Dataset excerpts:
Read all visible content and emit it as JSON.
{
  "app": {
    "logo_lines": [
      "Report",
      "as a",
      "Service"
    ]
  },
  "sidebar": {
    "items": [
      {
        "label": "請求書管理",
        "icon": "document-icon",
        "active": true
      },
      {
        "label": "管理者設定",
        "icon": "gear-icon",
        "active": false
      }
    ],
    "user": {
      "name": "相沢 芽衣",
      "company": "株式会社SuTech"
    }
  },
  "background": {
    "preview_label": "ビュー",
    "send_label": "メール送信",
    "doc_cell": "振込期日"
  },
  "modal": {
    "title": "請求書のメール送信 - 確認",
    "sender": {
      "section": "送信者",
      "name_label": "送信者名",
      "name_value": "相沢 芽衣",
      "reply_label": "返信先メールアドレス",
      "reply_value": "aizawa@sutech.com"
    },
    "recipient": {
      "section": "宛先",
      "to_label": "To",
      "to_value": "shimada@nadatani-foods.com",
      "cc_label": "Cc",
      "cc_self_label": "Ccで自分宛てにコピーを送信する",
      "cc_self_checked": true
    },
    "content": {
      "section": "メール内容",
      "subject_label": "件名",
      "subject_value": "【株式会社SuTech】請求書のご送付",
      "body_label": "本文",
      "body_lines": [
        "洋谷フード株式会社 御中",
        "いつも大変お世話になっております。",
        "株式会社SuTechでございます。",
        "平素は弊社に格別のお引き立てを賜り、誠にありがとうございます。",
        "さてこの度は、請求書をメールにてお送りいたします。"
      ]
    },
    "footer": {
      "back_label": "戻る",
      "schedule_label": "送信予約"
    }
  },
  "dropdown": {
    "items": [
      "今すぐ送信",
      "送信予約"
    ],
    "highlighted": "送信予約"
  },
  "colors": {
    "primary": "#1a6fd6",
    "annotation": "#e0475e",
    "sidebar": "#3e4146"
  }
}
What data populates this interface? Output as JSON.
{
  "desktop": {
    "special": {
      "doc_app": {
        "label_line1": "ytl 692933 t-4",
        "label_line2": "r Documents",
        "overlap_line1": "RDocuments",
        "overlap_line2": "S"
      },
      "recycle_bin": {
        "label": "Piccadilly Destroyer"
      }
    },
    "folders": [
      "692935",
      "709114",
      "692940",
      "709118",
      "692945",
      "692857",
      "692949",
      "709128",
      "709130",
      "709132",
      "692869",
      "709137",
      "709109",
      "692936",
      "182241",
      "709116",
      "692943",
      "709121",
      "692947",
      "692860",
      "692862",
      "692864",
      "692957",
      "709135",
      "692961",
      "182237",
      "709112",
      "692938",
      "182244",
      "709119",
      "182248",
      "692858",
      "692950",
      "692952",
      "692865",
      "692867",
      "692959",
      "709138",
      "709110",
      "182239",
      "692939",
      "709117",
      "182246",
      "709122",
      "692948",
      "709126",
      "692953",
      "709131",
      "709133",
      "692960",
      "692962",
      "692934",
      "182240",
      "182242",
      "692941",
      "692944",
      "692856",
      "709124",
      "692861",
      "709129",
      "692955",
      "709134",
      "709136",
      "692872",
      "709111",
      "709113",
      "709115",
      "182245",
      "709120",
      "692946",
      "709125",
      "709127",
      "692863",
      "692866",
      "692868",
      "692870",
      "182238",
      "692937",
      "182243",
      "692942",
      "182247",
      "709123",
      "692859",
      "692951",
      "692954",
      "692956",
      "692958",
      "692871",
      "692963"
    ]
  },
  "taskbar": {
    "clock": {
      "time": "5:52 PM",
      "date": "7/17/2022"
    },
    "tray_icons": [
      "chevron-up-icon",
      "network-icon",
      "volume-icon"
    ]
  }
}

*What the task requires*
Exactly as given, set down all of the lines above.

*Written response*
Read all visible content and emit it as JSON.
{
  "app": {
    "logo_lines": [
      "Report",
      "as a",
      "Service"
    ]
  },
  "sidebar": {
    "items": [
      {
        "label": "請求書管理",
        "icon": "document-icon",
        "active": true
      },
      {
        "label": "管理者設定",
        "icon": "gear-icon",
        "active": false
      }
    ],
    "user": {
      "name": "相沢 芽衣",
      "company": "株式会社SuTech"
    }
  },
  "background": {
    "preview_label": "ビュー",
    "send_label": "メール送信",
    "doc_cell": "振込期日"
  },
  "modal": {
    "title": "請求書のメール送信 - 確認",
    "sender": {
      "section": "送信者",
      "name_label": "送信者名",
      "name_value": "相沢 芽衣",
      "reply_label": "返信先メールアドレス",
      "reply_value": "aizawa@sutech.com"
    },
    "recipient": {
      "section": "宛先",
      "to_label": "To",
      "to_value": "shimada@nadatani-foods.com",
      "cc_label": "Cc",
      "cc_self_label": "Ccで自分宛てにコピーを送信する",
      "cc_self_checked": true
    },
    "content": {
      "section": "メール内容",
      "subject_label": "件名",
      "subject_value": "【株式会社SuTech】請求書のご送付",
      "body_label": "本文",
      "body_lines": [
        "洋谷フード株式会社 御中",
        "いつも大変お世話になっております。",
        "株式会社SuTechでございます。",
        "平素は弊社に格別のお引き立てを賜り、誠にありがとうございます。",
        "さてこの度は、請求書をメールにてお送りいたします。"
      ]
    },
    "footer": {
      "back_label": "戻る",
      "schedule_label": "送信予約"
    }
  },
  "dropdown": {
    "items": [
      "今すぐ送信",
      "送信予約"
    ],
    "highlighted": "送信予約"
  },
  "colors": {
    "primary": "#1a6fd6",
    "annotation": "#e0475e",
    "sidebar": "#3e4146"
  }
}
What data populates this interface? Output as JSON.
{
  "desktop": {
    "special": {
      "doc_app": {
        "label_line1": "ytl 692933 t-4",
        "label_line2": "r Documents",
        "overlap_line1": "RDocuments",
        "overlap_line2": "S"
      },
      "recycle_bin": {
        "label": "Piccadilly Destroyer"
      }
    },
    "folders": [
      "692935",
      "709114",
      "692940",
      "709118",
      "692945",
      "692857",
      "692949",
      "709128",
      "709130",
      "709132",
      "692869",
      "709137",
      "709109",
      "692936",
      "182241",
      "709116",
      "692943",
      "709121",
      "692947",
      "692860",
      "692862",
      "692864",
      "692957",
      "709135",
      "692961",
      "182237",
      "709112",
      "692938",
      "182244",
      "709119",
      "182248",
      "692858",
      "692950",
      "692952",
      "692865",
      "692867",
      "692959",
      "709138",
      "709110",
      "182239",
      "692939",
      "709117",
      "182246",
      "709122",
      "692948",
      "709126",
      "692953",
      "709131",
      "709133",
      "692960",
      "692962",
      "692934",
      "182240",
      "182242",
      "692941",
      "692944",
      "692856",
      "709124",
      "692861",
      "709129",
      "692955",
      "709134",
      "709136",
      "692872",
      "709111",
      "709113",
      "709115",
      "182245",
      "709120",
      "692946",
      "709125",
      "709127",
      "692863",
      "692866",
      "692868",
      "692870",
      "182238",
      "692937",
      "182243",
      "692942",
      "182247",
      "709123",
      "692859",
      "692951",
      "692954",
      "692956",
      "692958",
      "692871",
      "692963"
    ]
  },
  "taskbar": {
    "clock": {
      "time": "5:52 PM",
      "date": "7/17/2022"
    },
    "tray_icons": [
      "chevron-up-icon",
      "network-icon",
      "volume-icon"
    ]
  }
}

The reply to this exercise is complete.